Managing stress during COVID-19

Ben-CarGurus-partnership-resources

To help, we have partnered with Ben, the charity dedicated to supporting the people of the automotive industry, providing support for life for them and their family dependents. Ben works with people to improve their lives by enhancing their health and wellbeing through its free and confidential online self-help, helpline, and support services. This post was developed by Ben and has been included on the CarGurus website with permission. 

The coronavirus is affecting everyone’s lives – both at home and at work. The unfamiliar and unsettling situation we now find ourselves in creates additional pressures and is causing many of us to feel stressed.

We all respond to change differently but our current circumstances are not something that any of us have experienced before. It’s completely normal to feel concerned, confused, scared, or even angry during these times – this is our body’s way of responding to a unique situation.

Stress can make us feel tired, tense, and overwhelmed.  The combination of physical and emotional reactions to the situation can change our normal behaviour – we are less patient, become snappy, or even angry.  This is because stress triggers our body into ‘fight, flight or freeze’ mode to prepare us to either stay and deal with a threat or run away to safety; adrenaline starts pumping, our heart beats faster and our blood pressure rises.

The problem is that our bodies are not built to maintain the fight, flight, or freeze for long.

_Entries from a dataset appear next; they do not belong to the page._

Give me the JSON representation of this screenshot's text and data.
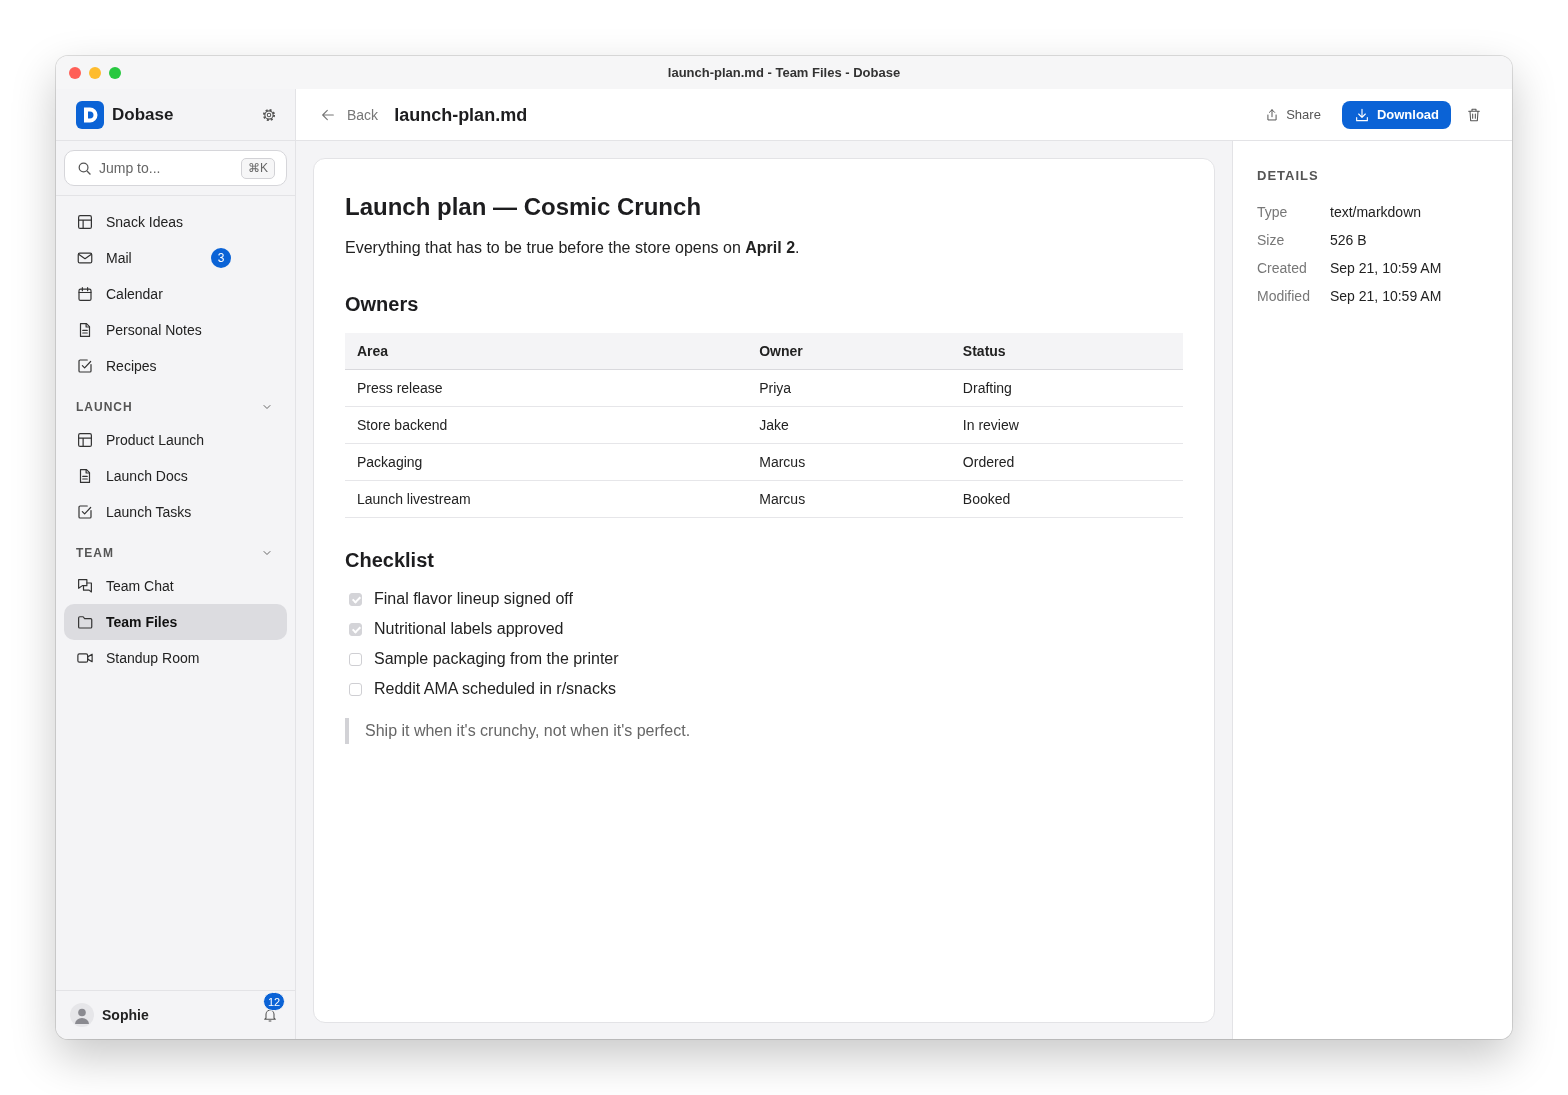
{
  "window": {
    "title": "launch-plan.md - Team Files - Dobase"
  },
  "sidebar": {
    "brand": "Dobase",
    "search": {
      "placeholder": "Jump to...",
      "shortcut": "⌘K"
    },
    "items": [
      {
        "kind": "board",
        "label": "Snack Ideas",
        "selected": false
      },
      {
        "kind": "mail",
        "label": "Mail",
        "badge": "3",
        "selected": false
      },
      {
        "kind": "calendar",
        "label": "Calendar",
        "selected": false
      },
      {
        "kind": "doc",
        "label": "Personal Notes",
        "selected": false
      },
      {
        "kind": "tasks",
        "label": "Recipes",
        "selected": false
      }
    ],
    "sections": [
      {
        "title": "LAUNCH",
        "expanded": true,
        "items": [
          {
            "kind": "board",
            "label": "Product Launch",
            "selected": false
          },
          {
            "kind": "doc",
            "label": "Launch Docs",
            "selected": false
          },
          {
            "kind": "tasks",
            "label": "Launch Tasks",
            "selected": false
          }
        ]
      },
      {
        "title": "TEAM",
        "expanded": true,
        "items": [
          {
            "kind": "chat",
            "label": "Team Chat",
            "selected": false
          },
          {
            "kind": "folder",
            "label": "Team Files",
            "selected": true
          },
          {
            "kind": "video",
            "label": "Standup Room",
            "selected": false
          }
        ]
      }
    ],
    "user": {
      "name": "Sophie",
      "notifications": "12"
    }
  },
  "toolbar": {
    "back": "Back",
    "file_name": "launch-plan.md",
    "share": "Share",
    "download": "Download"
  },
  "document": {
    "title": "Launch plan — Cosmic Crunch",
    "intro": "Everything that has to be true before the store opens on **April 2**.",
    "owners": {
      "heading": "Owners",
      "columns": [
        "Area",
        "Owner",
        "Status"
      ],
      "rows": [
        [
          "Press release",
          "Priya",
          "Drafting"
        ],
        [
          "Store backend",
          "Jake",
          "In review"
        ],
        [
          "Packaging",
          "Marcus",
          "Ordered"
        ],
        [
          "Launch livestream",
          "Marcus",
          "Booked"
        ]
      ]
    },
    "checklist": {
      "heading": "Checklist",
      "items": [
        {
          "label": "Final flavor lineup signed off",
          "checked": true
        },
        {
          "label": "Nutritional labels approved",
          "checked": true
        },
        {
          "label": "Sample packaging from the printer",
          "checked": false
        },
        {
          "label": "Reddit AMA scheduled in r/snacks",
          "checked": false
        }
      ]
    },
    "quote": "Ship it when it's crunchy, not when it's perfect."
  },
  "details": {
    "heading": "DETAILS",
    "rows": [
      {
        "label": "Type",
        "value": "text/markdown"
      },
      {
        "label": "Size",
        "value": "526 B"
      },
      {
        "label": "Created",
        "value": "Sep 21, 10:59 AM"
      },
      {
        "label": "Modified",
        "value": "Sep 21, 10:59 AM"
      }
    ]
  }
}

If we don’t do anything to stop this, we increase the risk of damaging our long-term health, so it’s really important that we find ways to get stress levels down and in turn, build our personal resilience.

If you’re struggling, call Ben’s helpline on 08081 311 333 or visit their website here.

If you need additional support, Ben’s helpline can support you with access to digital support programmes to help you with stress, anxiety, depression, money worries, sleep, and resilience – including access to mindfulness activities.

For tips to help you and your family manage stress, view Ben’s resources: